On some days, the somber men took away more than one body from a single house. And he knew they would be back again the next day. Maybe to the same house. Maybe to the one across the street. Maybe to his own.
Pop’s house stood in the middle of Second Street, in the block between Green and Market Streets, down by the Delaware River. The house wasn’t much to look at, but then, neither was Second Street. Just a bunch of tiny rowhouses lining each side, crammed with the families of working-class stiffs.
His father worked for a paving company. He was expected to work each day. The company issued their employees face masks equipped with little pipes that emitted some sort of vapor that killed germs, or at least that’s what they had been told.
Amazingly, no one in the Kirby house got sick. Pop credits his father’s hot toddies for that: a little hot water, whiskey, lemon and sugar each day for each kid.
Once the bodies were collected, Pop said the somber men took them to a nearby barrel factory that had been commissioned to make boxes. He didn’t call them coffins.
“The lid nailed on, a box was loaded in a large, flat freight wagon with maybe ten others and hauled to a cemetery outside of town,” he wrote. Then they were “shouldered and carried down a long incline” into the trench and stacked as high as they could go.
“Some of the people had been alive an hour before.”
Pop wrote about his service aboard merchant ships and working down at the docks and as a steam engineer in a local power plant. He wrote about the pain of losing his older sister to pneumonia in 1915 and about meeting my grandmother and eloping with her to Maryland on a snowy Christmas Day in 1925. He wrote about boxing as a club fighter during the Great Depression, just to put food on the table. I remember his nose bearing the signs of so many punches.

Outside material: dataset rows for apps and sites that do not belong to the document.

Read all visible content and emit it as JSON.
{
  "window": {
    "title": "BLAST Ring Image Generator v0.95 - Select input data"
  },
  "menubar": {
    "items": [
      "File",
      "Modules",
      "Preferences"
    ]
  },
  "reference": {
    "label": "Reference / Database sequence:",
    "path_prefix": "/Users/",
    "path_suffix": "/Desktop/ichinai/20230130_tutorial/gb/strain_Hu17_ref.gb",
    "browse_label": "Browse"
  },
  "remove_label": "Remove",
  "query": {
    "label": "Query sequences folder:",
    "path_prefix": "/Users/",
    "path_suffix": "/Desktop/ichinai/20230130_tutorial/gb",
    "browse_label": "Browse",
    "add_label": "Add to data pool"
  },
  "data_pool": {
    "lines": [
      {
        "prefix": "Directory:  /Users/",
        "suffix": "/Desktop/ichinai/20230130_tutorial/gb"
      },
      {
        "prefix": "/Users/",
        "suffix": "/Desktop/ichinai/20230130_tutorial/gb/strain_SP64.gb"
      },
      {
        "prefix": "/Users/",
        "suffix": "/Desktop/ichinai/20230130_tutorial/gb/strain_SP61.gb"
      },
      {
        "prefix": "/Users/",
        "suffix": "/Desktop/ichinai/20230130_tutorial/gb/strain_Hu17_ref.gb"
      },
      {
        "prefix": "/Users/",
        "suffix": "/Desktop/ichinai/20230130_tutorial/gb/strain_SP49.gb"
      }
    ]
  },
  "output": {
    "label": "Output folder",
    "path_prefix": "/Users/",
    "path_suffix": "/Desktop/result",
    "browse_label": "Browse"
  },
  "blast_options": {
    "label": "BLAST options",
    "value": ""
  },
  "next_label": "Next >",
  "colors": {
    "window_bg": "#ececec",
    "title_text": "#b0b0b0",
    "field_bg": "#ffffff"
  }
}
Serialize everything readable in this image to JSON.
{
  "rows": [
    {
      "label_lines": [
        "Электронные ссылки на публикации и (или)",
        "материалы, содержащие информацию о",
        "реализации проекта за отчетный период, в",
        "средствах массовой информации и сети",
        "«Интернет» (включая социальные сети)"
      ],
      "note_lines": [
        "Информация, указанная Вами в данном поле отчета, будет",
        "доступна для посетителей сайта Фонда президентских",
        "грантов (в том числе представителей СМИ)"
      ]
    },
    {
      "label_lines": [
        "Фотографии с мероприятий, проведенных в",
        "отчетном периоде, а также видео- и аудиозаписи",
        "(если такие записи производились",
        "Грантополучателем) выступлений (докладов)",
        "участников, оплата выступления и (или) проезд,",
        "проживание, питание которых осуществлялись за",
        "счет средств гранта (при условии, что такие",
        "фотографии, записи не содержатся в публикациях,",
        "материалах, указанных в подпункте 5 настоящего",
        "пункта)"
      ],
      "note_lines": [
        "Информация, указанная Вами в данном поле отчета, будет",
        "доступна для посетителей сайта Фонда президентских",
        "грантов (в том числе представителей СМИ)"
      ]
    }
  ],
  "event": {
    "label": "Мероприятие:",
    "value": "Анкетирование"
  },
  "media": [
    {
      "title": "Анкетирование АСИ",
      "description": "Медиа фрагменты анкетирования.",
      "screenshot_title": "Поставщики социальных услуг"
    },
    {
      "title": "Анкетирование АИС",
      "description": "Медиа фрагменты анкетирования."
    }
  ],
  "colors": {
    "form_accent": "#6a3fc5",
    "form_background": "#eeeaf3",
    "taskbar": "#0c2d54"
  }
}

But it was the page and a half he devoted to the 1918 influenza pandemic that really grabbed me. And I guess that makes sense. Here I sit, quarantined in my home during a new pandemic, wondering how this will all come out.
Pop may have given me the answer.
“Well, it also passed,” he concluded, “and life started all over for the rest of us.”
He wasn’t being dismissive in that line. He wasn’t being cavalier about loved ones lost. Quite the contrary. You can feel the fear in his writing, and the shock of seeing body upon body stacked like cord wood in mass graves. What a sight that must have been for an eighth grader.
But no, Pop was being honest and hopeful and respectful about what it meant to be “the rest of us.”
As I write this, nearly 200,000 people around the world have been killed by the coronavirus, more than 50,000 of them in the United States.
We may be reaching the peak, experts say, and yet more people will die. More families will grieve. More coffins will be ordered. More sacrifices will be made. And more risks will be taken by our health care professionals, law-enforcement personnel, postal workers, bus drivers, and grocery store employees. People who, like my great-grandfather, cannot stay home.
I don’t know much about public health. But if our past teaches us nothing else, let it teach us to learn from all this, even in real time, to admit our mistakes and to be as honest with ourselves as we can about what needs to be done to prevent — or at least to minimize — the deadly effects of a pandemic disease in the future. Because there’s a lot of future still left to the coronavirus.
Pop’s journal reminds me that I, too, am part of the “rest of us” — that I, too, have an obligation to learn from all this, so that when it’s over, I am a more compassionate human being, a more thoughtful neighbor, a more informed citizen. And, like him, a man unafraid to remember.
Pop called it a nightmare. And it surely was.
It’s a nightmare now for far too many families.
I forgot about his story. But I sure as hell hope I never forget theirs.